Archive for October, 2010
October 7th, 2010
I’m a minor character in two of these interrelated artworks (movie, novel), and have been an investor in and booster of the third (album). So you don’t have to take my word for it. But I did all those things because I believe so strongly in these three artists. After years of work, next Thursday will be a night for great celebration. Come join us.
The Production Front is pleased to announce MFA: an upcoming co-release on the night of Thursday, October 14th, of Sheila Heti’s third book, HOW SHOULD A PERSON BE? Tomboyfriend (led by Ryan Kamstra)’s first album, DON’T GO TO SCHOOL; and Margaux Williamson’s feature-length movie, TEENAGER HAMLET.
Margaux, Ryan and Sheila feel pretty lucky to have been born into a time when artists don’t need to leave home in order to try to make good art. They took advantage of their contemporary luck, and used each other as teachers and subjects. They effectively created their own MFA program right in their neighbourhood, learning only what each other, the internet, and Toronto could teach them.
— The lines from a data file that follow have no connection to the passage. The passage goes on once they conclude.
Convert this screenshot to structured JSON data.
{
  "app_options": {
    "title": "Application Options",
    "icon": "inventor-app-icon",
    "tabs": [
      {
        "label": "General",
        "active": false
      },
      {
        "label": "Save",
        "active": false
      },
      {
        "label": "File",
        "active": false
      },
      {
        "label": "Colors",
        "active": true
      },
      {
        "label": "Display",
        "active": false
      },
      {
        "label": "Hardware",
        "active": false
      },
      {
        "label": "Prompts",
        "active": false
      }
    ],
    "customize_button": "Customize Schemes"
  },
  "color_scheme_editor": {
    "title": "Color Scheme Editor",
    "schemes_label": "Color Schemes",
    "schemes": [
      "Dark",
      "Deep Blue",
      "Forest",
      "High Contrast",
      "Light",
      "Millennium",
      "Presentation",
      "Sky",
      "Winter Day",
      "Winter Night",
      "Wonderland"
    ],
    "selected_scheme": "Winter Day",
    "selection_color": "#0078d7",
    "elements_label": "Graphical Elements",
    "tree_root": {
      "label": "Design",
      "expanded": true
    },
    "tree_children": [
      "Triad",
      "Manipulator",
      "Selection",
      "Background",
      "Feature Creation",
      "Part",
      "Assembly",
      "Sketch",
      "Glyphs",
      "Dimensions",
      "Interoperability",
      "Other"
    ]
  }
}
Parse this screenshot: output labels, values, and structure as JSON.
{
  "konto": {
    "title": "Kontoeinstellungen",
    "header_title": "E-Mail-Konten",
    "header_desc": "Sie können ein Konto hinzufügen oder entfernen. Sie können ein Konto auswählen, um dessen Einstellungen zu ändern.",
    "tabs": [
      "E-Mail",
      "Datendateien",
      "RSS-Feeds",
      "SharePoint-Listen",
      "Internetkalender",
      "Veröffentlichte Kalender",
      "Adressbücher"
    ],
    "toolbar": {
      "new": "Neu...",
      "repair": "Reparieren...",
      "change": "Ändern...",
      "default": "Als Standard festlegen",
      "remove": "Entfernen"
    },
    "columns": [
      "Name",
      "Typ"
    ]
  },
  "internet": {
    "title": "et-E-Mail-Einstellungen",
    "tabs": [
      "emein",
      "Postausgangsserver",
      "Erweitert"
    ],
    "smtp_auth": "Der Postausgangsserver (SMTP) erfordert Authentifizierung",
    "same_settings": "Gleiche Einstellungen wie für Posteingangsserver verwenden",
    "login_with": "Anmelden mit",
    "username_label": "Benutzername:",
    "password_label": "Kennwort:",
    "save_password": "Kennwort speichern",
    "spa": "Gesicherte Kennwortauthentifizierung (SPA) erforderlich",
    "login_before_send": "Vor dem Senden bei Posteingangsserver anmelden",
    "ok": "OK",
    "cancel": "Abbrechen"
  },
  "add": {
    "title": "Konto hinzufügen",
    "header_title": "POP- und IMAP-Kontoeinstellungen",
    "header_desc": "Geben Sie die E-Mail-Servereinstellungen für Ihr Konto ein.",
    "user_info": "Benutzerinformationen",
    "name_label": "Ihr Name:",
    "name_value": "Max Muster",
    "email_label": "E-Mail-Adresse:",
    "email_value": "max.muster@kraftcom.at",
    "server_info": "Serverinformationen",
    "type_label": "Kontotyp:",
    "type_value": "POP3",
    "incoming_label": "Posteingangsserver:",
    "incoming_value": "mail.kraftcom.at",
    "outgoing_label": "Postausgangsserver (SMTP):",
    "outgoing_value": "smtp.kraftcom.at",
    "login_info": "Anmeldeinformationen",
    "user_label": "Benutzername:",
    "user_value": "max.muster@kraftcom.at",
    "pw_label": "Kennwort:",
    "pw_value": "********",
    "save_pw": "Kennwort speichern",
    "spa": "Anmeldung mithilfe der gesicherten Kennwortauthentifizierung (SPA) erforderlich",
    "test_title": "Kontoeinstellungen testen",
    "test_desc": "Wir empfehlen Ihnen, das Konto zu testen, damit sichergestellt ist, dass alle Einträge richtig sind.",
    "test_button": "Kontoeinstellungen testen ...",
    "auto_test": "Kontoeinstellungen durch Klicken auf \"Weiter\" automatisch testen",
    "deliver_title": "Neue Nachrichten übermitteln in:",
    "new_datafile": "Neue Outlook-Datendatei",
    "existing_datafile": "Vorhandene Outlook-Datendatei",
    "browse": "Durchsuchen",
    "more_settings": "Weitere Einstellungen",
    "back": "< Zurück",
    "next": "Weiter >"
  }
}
Sheila’s tape-recorded conversations with her friends ended up forming the structure of How Should a Person Be?, an enjoyable, funny and experimental novel that pulls fiction and truth out of life.
The poppy, magisterial album Don’t Go To School is the result of Ryan’s using non-professional musicians around him to form his band, Tomboyfriend, composing songs based around the band members’ talents.
Margaux left her painting studio to see what meaningful thing existed at the heart of her community, and found Teenager Hamlet, a surprising and critical take on the difference between being an actor and taking action.
Many of the same people appear in these these works — as performers and characters — people drawn from a loose community of Toronto-based artists and writers, such as the painter Sholem Krishtalka, the music critic Carl Wilson, and the illustrator Marlena Zuber.
Sheila, Margaux and Ryan are characters in How Should a Person Be? and all three “acted” in Teenager Hamlet. Tomboyfriend contributed songs to the movie and Margaux made a video for the band, which The New York Times praised as “one of the best things to see on a screen in 2008.”
The album, book and movie together create a vivid picture of art, love and democracy, and explore the exalted limitations of living your own life, in your own neighbourhood, among the people you find there.